(Component data from apps and pages)
:::::
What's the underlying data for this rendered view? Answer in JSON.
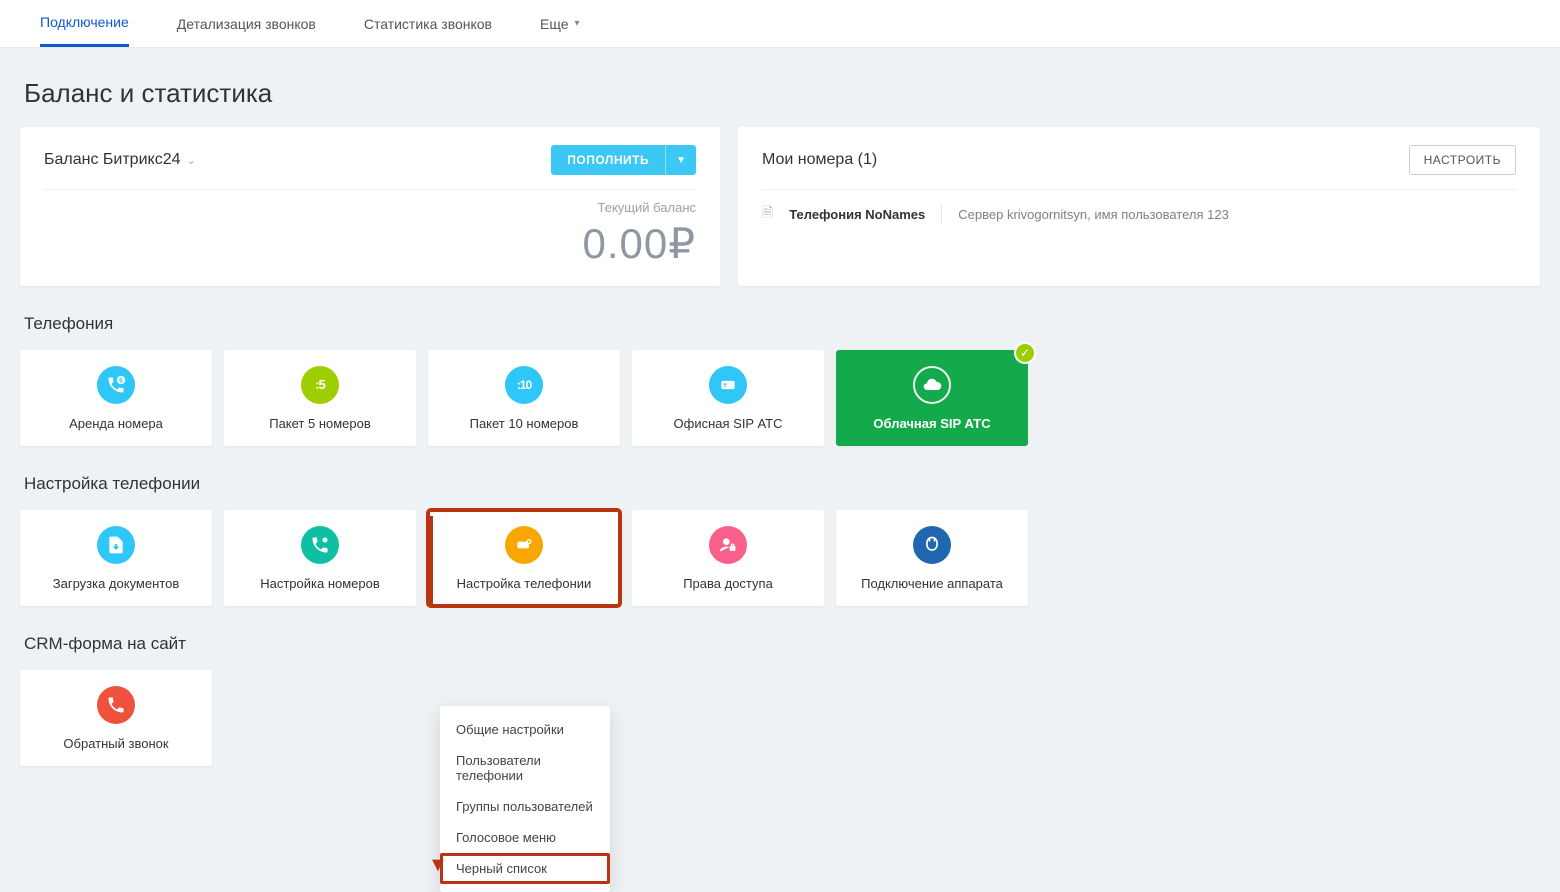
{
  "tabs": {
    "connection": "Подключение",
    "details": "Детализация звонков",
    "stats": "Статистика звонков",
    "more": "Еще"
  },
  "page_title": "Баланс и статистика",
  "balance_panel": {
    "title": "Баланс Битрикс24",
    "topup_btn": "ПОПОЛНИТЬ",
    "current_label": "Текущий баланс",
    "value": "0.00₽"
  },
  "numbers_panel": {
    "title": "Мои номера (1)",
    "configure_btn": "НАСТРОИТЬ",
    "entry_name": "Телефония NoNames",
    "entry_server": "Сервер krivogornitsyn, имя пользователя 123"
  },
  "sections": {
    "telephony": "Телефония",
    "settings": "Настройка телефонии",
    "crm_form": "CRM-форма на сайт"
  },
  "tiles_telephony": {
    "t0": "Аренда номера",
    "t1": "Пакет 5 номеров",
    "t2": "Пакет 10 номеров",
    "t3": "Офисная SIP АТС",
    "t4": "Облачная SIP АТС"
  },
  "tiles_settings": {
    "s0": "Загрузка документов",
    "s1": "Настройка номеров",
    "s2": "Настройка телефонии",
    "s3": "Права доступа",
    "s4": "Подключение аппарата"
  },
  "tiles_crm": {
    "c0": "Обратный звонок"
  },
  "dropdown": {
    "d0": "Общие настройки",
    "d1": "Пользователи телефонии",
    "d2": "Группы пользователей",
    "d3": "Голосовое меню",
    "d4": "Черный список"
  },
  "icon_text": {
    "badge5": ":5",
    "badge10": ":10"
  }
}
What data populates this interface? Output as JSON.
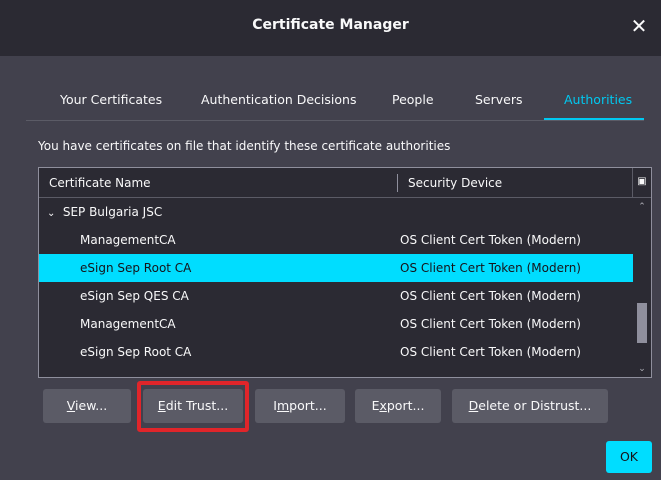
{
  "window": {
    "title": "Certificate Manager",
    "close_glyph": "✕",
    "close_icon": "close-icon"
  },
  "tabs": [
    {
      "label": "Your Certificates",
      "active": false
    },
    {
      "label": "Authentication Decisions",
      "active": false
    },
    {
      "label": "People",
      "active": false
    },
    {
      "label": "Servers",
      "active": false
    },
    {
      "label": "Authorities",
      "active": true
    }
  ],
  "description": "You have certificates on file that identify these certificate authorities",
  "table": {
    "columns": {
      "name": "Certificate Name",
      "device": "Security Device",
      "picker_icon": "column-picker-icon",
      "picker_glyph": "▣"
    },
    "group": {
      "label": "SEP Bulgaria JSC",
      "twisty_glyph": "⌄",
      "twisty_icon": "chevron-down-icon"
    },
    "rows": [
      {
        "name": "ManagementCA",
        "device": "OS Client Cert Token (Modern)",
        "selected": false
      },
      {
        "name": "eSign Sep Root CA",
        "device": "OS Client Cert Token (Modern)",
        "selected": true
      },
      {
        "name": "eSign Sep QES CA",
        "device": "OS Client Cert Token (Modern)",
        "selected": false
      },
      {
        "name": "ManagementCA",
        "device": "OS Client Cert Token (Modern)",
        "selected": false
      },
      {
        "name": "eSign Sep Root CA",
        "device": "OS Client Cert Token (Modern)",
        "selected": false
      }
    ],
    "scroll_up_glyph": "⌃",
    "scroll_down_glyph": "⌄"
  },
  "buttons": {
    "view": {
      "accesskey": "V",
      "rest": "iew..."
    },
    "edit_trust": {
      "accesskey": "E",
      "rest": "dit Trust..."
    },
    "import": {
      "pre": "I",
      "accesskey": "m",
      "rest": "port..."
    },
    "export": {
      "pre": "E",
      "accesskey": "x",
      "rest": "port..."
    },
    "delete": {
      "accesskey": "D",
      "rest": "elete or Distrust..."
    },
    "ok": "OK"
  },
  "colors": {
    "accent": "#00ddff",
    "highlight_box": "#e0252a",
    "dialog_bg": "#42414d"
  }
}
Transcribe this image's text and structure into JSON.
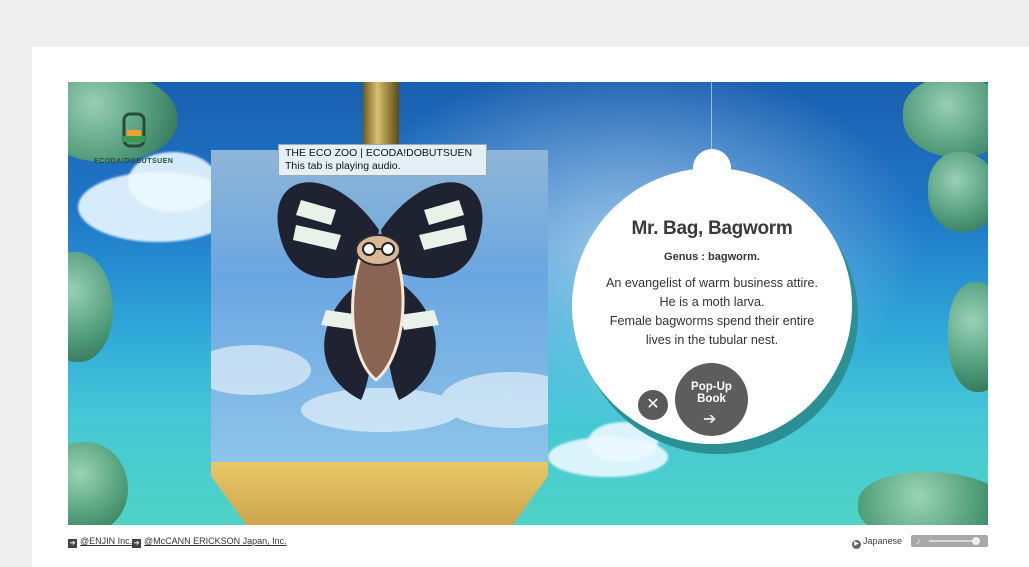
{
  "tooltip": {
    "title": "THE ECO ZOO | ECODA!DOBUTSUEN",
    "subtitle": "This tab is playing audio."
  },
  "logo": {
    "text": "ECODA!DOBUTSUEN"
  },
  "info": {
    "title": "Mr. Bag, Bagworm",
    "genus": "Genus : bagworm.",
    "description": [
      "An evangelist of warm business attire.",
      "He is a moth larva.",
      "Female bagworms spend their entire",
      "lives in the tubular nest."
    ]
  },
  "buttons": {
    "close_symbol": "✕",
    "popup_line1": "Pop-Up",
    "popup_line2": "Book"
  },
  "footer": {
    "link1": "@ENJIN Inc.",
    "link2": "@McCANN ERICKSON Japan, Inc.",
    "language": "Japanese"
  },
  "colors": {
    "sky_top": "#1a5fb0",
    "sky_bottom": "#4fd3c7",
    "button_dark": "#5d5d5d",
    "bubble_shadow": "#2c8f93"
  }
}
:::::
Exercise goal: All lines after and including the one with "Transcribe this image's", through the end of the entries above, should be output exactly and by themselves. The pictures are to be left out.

Exercise solution:
Transcribe this image's text and structure into JSON.
{
  "tooltip": {
    "title": "THE ECO ZOO | ECODA!DOBUTSUEN",
    "subtitle": "This tab is playing audio."
  },
  "logo": {
    "text": "ECODA!DOBUTSUEN"
  },
  "info": {
    "title": "Mr. Bag, Bagworm",
    "genus": "Genus : bagworm.",
    "description": [
      "An evangelist of warm business attire.",
      "He is a moth larva.",
      "Female bagworms spend their entire",
      "lives in the tubular nest."
    ]
  },
  "buttons": {
    "close_symbol": "✕",
    "popup_line1": "Pop-Up",
    "popup_line2": "Book"
  },
  "footer": {
    "link1": "@ENJIN Inc.",
    "link2": "@McCANN ERICKSON Japan, Inc.",
    "language": "Japanese"
  },
  "colors": {
    "sky_top": "#1a5fb0",
    "sky_bottom": "#4fd3c7",
    "button_dark": "#5d5d5d",
    "bubble_shadow": "#2c8f93"
  }
}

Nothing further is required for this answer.